» The problem
Look through the data that follows and work out how many lines contain the string "jsonplaceholder". Nothing but that number should be given.

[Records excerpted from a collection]
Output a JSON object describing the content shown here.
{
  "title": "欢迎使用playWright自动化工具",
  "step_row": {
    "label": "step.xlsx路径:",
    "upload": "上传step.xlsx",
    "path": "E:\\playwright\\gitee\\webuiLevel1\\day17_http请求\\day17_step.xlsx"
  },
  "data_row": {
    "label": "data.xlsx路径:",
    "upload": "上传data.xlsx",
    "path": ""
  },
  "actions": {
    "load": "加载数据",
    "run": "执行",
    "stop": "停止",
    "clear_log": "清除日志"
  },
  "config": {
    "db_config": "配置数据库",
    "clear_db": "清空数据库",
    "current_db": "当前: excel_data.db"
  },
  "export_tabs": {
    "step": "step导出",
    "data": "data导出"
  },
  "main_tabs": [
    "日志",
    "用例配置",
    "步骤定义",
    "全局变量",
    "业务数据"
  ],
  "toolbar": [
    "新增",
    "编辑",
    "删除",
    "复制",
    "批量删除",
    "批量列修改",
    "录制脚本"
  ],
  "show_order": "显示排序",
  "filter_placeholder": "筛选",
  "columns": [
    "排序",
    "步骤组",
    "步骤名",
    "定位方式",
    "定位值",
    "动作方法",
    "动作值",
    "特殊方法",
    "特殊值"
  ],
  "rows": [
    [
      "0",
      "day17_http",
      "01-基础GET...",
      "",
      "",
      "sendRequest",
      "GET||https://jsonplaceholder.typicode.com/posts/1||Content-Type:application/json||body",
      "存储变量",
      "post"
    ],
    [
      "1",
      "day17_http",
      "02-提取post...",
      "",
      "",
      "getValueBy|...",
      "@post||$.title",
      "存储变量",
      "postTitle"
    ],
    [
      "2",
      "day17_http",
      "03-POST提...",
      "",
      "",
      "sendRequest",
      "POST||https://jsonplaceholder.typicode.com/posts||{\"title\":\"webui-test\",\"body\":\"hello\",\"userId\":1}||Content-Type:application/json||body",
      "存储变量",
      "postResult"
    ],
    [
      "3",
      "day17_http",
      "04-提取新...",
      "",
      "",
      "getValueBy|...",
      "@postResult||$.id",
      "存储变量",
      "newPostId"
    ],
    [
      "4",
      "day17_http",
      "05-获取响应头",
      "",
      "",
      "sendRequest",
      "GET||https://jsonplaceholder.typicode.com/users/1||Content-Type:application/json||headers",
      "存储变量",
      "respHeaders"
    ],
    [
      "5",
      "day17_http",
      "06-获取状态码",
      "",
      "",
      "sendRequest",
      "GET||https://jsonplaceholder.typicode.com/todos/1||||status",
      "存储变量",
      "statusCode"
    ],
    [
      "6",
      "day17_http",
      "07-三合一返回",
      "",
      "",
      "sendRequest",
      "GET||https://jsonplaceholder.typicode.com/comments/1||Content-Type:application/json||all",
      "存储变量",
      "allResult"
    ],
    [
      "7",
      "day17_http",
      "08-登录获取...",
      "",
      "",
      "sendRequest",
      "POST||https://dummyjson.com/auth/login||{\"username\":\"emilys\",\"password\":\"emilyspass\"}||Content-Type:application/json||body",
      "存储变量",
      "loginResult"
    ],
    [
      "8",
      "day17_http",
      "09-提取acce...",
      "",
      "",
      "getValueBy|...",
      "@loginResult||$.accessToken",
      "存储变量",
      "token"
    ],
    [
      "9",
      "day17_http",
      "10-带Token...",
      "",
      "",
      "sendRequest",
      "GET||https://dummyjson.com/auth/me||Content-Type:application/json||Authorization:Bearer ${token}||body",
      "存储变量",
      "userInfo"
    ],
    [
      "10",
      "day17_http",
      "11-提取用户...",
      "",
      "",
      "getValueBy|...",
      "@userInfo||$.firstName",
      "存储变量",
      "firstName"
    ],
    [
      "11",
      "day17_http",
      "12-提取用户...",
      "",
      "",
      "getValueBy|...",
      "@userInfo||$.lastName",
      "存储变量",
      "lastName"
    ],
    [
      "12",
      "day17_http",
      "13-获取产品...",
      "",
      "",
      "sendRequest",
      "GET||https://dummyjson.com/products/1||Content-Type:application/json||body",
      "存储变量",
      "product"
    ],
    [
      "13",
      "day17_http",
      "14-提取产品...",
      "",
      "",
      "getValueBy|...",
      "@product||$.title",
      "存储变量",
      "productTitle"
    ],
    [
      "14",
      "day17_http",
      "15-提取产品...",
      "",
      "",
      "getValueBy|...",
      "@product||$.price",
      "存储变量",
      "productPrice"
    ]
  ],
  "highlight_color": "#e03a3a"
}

» Answer to this problem
5